Donald and Marti Nissley brought a few goats — Billy, Spot and Honey Bun — into the family to control the grass in their pasture. “The goats do the job, are friendly and nice to have around,” according to Mr. Nissley.
Of course, big goats eventually have little goats and when Spot had two kids, the Nissleys knew right away something was wrong with the baby Toodles. Her eyes were cloudy, and the other goats shunned her. Their veterinarian, Dr. Teri Coon, confirmed that Toodles was blinded by cataracts.
Seeking help, the Nissleys were referred to the New Bolton Center for Large Animals at the University of Pennsylvania’s School of Veterinary Medicine.
“There’s no goat cataract surgery reported in the literature,” said Dr. Braidee Foote, New Bolton’s ophthalmology fellow. “It doesn’t mean it’s never been done, but no one’s ever written about it.”
Just removing the cataracts would improve her vision, leaving Toodles with fuzzy, farsighted, unfocused vision.
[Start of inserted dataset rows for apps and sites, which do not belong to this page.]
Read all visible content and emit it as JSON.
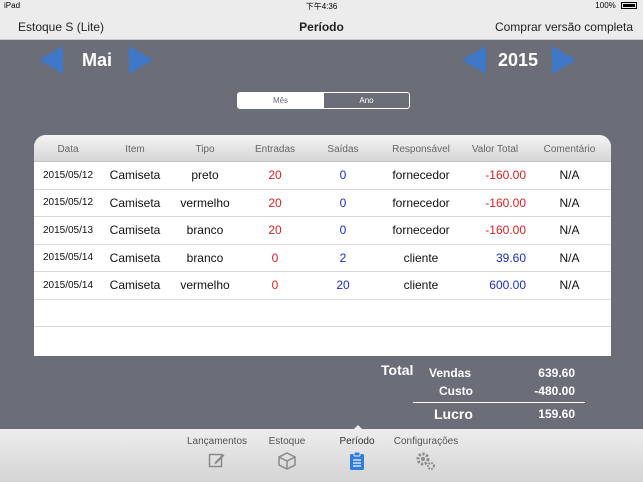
{
  "statusbar": {
    "device": "iPad",
    "time": "下午4:36",
    "battery": "100%"
  },
  "navbar": {
    "left": "Estoque S (Lite)",
    "title": "Período",
    "right": "Comprar versão completa"
  },
  "selectors": {
    "month": "Mai",
    "year": "2015"
  },
  "segment": {
    "month_label": "Mês",
    "year_label": "Ano",
    "selected": "Mês"
  },
  "table": {
    "headers": [
      "Data",
      "Item",
      "Tipo",
      "Entradas",
      "Saídas",
      "Responsável",
      "Valor Total",
      "Comentário"
    ],
    "rows": [
      {
        "date": "2015/05/12",
        "item": "Camiseta",
        "tipo": "preto",
        "entradas": "20",
        "saidas": "0",
        "responsavel": "fornecedor",
        "valor": "-160.00",
        "comentario": "N/A"
      },
      {
        "date": "2015/05/12",
        "item": "Camiseta",
        "tipo": "vermelho",
        "entradas": "20",
        "saidas": "0",
        "responsavel": "fornecedor",
        "valor": "-160.00",
        "comentario": "N/A"
      },
      {
        "date": "2015/05/13",
        "item": "Camiseta",
        "tipo": "branco",
        "entradas": "20",
        "saidas": "0",
        "responsavel": "fornecedor",
        "valor": "-160.00",
        "comentario": "N/A"
      },
      {
        "date": "2015/05/14",
        "item": "Camiseta",
        "tipo": "branco",
        "entradas": "0",
        "saidas": "2",
        "responsavel": "cliente",
        "valor": "39.60",
        "comentario": "N/A"
      },
      {
        "date": "2015/05/14",
        "item": "Camiseta",
        "tipo": "vermelho",
        "entradas": "0",
        "saidas": "20",
        "responsavel": "cliente",
        "valor": "600.00",
        "comentario": "N/A"
      }
    ]
  },
  "totals": {
    "label": "Total",
    "vendas_label": "Vendas",
    "vendas": "639.60",
    "custo_label": "Custo",
    "custo": "-480.00",
    "lucro_label": "Lucro",
    "lucro": "159.60"
  },
  "tabbar": {
    "items": [
      {
        "label": "Lançamentos",
        "icon": "edit-icon"
      },
      {
        "label": "Estoque",
        "icon": "box-icon"
      },
      {
        "label": "Período",
        "icon": "clipboard-icon"
      },
      {
        "label": "Configurações",
        "icon": "gears-icon"
      }
    ],
    "active": "Período"
  },
  "colors": {
    "accent": "#3f78c8",
    "negative": "#e02020",
    "positive": "#1a2ec8",
    "background": "#6b6e78"
  }
}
That would be enough for a goat to safely get around but it wasn’t enough for the Nissleys. Was there anything else the vets could do?
Inserting artificial lenses are common for dogs and horses, but the vets had never heard about performing the surgery on a goat. Dr. Catherine Nunnery, New Bolton Center’s ophthalmologist, searched for lenses that would work for a goat and they found they were able to adapt equipment made for dogs.
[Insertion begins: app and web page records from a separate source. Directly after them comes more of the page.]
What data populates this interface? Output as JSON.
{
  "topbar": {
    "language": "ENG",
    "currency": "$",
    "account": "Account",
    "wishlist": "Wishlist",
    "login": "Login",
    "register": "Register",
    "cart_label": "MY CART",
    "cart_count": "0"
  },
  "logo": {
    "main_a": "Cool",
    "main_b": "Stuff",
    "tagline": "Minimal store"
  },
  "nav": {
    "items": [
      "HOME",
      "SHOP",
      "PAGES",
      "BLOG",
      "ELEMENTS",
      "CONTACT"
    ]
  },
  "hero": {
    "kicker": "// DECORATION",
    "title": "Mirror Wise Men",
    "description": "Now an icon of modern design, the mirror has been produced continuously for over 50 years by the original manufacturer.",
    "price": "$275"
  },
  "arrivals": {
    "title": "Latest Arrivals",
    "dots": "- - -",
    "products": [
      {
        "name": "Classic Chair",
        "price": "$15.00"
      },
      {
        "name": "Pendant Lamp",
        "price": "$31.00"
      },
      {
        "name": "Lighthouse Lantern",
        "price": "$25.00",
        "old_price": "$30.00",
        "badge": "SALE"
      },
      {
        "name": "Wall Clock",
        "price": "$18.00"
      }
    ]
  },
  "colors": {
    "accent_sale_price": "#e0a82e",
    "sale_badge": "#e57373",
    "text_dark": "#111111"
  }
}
The surgery was an unqualified success.
During a visit to see Toodles in recovery, “We called her name,” Marti Nissley said. “She ran right up to us!”
Toodles is now back home, doing all the things that goats do on a farm.
The Nissleys won’t say exactly how much they spent on Toodles’ surgery but
“It cost about five times what my two cataracts cost,” Donald Nissley said.
“And we don’t have goat insurance,” added his wife.
But they both agreed it was worth it.